Assistant Senate Democratic leader Alan Cranston of California, citing concerns about the nominee's abortion views, said he will vote against the confirmation of Judge David Souter to the Supreme Court.

In remarks prepared for delivery in the Senate Monday, Cranston became the first senator to announce he will oppose President Bush's choice to fill the vacancy created by the retirement of William Brennan, one of the court's liberal members."I cannot support a nominee who refuses to acknowledge that a woman's right to choose to terminate a pregnancy is a fundamental right or that the right of individuals, married or unmarried, to use contraceptives to prevent pregnancy is a matter of settled law," Cranston said.

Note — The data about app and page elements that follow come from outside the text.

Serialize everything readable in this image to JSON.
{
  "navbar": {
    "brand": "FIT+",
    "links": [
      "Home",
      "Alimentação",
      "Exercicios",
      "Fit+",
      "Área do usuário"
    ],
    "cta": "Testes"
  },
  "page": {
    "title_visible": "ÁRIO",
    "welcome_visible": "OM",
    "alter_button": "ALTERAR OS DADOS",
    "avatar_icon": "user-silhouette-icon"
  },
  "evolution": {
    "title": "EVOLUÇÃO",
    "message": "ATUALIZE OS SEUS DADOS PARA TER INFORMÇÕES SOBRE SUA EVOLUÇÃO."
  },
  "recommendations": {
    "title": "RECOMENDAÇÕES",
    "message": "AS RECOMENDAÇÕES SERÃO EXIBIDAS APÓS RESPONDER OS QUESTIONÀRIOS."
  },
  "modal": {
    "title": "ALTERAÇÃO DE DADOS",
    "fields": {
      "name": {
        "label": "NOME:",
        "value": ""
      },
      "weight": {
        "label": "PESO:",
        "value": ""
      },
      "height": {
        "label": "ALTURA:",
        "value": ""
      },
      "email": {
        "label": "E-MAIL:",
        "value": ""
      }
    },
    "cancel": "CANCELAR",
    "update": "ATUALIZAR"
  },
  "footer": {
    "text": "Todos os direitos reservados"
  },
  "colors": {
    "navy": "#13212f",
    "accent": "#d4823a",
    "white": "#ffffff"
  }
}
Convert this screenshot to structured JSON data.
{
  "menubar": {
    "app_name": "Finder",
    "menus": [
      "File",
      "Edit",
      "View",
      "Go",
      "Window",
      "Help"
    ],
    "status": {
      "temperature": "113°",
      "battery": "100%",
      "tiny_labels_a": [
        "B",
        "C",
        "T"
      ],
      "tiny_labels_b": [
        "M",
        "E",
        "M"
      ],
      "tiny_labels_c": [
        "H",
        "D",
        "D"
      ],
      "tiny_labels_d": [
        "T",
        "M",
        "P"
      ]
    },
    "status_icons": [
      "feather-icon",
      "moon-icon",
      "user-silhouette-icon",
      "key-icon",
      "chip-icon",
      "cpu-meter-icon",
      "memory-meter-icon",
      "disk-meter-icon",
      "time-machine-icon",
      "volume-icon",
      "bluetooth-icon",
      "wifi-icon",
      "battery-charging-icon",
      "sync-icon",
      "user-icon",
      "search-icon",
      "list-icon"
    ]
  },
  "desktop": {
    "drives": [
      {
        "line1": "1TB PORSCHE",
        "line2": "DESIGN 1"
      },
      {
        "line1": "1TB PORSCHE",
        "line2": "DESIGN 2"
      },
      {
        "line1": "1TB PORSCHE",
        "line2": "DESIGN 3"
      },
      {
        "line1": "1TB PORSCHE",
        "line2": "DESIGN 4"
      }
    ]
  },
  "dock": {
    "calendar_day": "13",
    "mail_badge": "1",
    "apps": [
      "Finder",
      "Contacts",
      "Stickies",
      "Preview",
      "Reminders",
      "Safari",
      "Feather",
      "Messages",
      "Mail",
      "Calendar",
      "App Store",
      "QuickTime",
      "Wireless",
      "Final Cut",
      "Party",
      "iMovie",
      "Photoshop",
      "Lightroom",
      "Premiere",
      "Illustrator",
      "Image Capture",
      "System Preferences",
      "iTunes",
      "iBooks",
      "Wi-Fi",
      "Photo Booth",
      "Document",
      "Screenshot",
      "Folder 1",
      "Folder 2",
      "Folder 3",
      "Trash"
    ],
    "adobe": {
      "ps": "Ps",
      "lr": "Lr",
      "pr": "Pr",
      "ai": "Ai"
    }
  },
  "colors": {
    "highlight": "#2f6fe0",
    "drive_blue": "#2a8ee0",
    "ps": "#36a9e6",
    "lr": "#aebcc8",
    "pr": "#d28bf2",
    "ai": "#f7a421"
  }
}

"I cannot support a nominee who regards these issues as open questions," said Cranston, the author of an abortion rights bill pending in the Senate.

Souter, 51, a federal appeals court judge and former member of the New Hampshire Supreme Court, declined in his confirmation hearings to say how he might vote on cases challenging the landmark 1973 Roe vs. Wade decision, which recognized a constitutional right for women to seek abortions.

Souter, in Senate Judiciary Committee hearings that ended last week, said only that he would come to the court with no preconceived agenda on abortion or on Roe vs. Wade.

He was questioned without the controversy that marked the failed nomination of Judge Robert Bork in 1987 during the Reagan admininstration. Some women's and birth control groups did, however, announce their opposition to Souter, citing grounds similar to Cranston's.